Start of Block

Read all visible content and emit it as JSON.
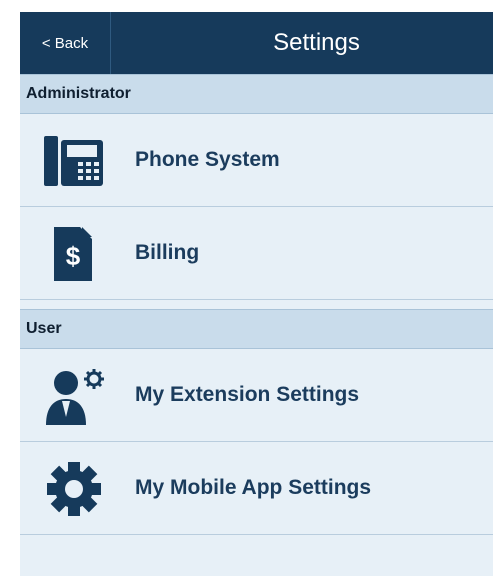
{
  "header": {
    "back_label": "< Back",
    "title": "Settings"
  },
  "sections": {
    "administrator": {
      "label": "Administrator",
      "items": [
        {
          "label": "Phone System",
          "icon": "desk-phone-icon"
        },
        {
          "label": "Billing",
          "icon": "billing-document-icon"
        }
      ]
    },
    "user": {
      "label": "User",
      "items": [
        {
          "label": "My Extension Settings",
          "icon": "user-settings-icon"
        },
        {
          "label": "My Mobile App Settings",
          "icon": "gear-icon"
        }
      ]
    }
  },
  "colors": {
    "topbar": "#163a5b",
    "accent": "#1b3c5d",
    "section": "#c9dceb",
    "background": "#e7f0f7"
  }
}
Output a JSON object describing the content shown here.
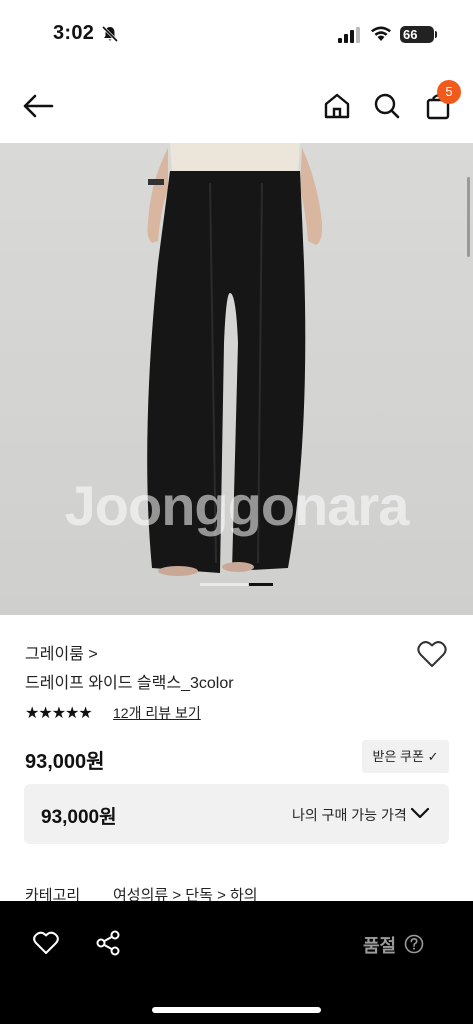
{
  "status": {
    "time": "3:02",
    "battery": "66"
  },
  "nav": {
    "cart_count": "5"
  },
  "image": {
    "watermark": "Joonggonara",
    "carousel_active_index": 1,
    "carousel_count": 2
  },
  "product": {
    "brand": "그레이룸 >",
    "name": "드레이프 와이드 슬랙스_3color",
    "rating_stars": "★★★★★",
    "review_link": "12개 리뷰 보기",
    "price": "93,000원",
    "coupon_button": "받은 쿠폰 ✓",
    "purchase_price": "93,000원",
    "purchase_label": "나의 구매 가능 가격"
  },
  "category": {
    "label": "카테고리",
    "path": "여성의류 > 단독 > 하의"
  },
  "bottom_bar": {
    "status": "품절"
  },
  "colors": {
    "badge": "#f25a1c",
    "bar": "#000000",
    "soldout": "#9a9a9a"
  }
}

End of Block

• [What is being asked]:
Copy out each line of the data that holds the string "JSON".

• [Output for this task]:
Read all visible content and emit it as JSON.
Output a JSON object describing the content shown here.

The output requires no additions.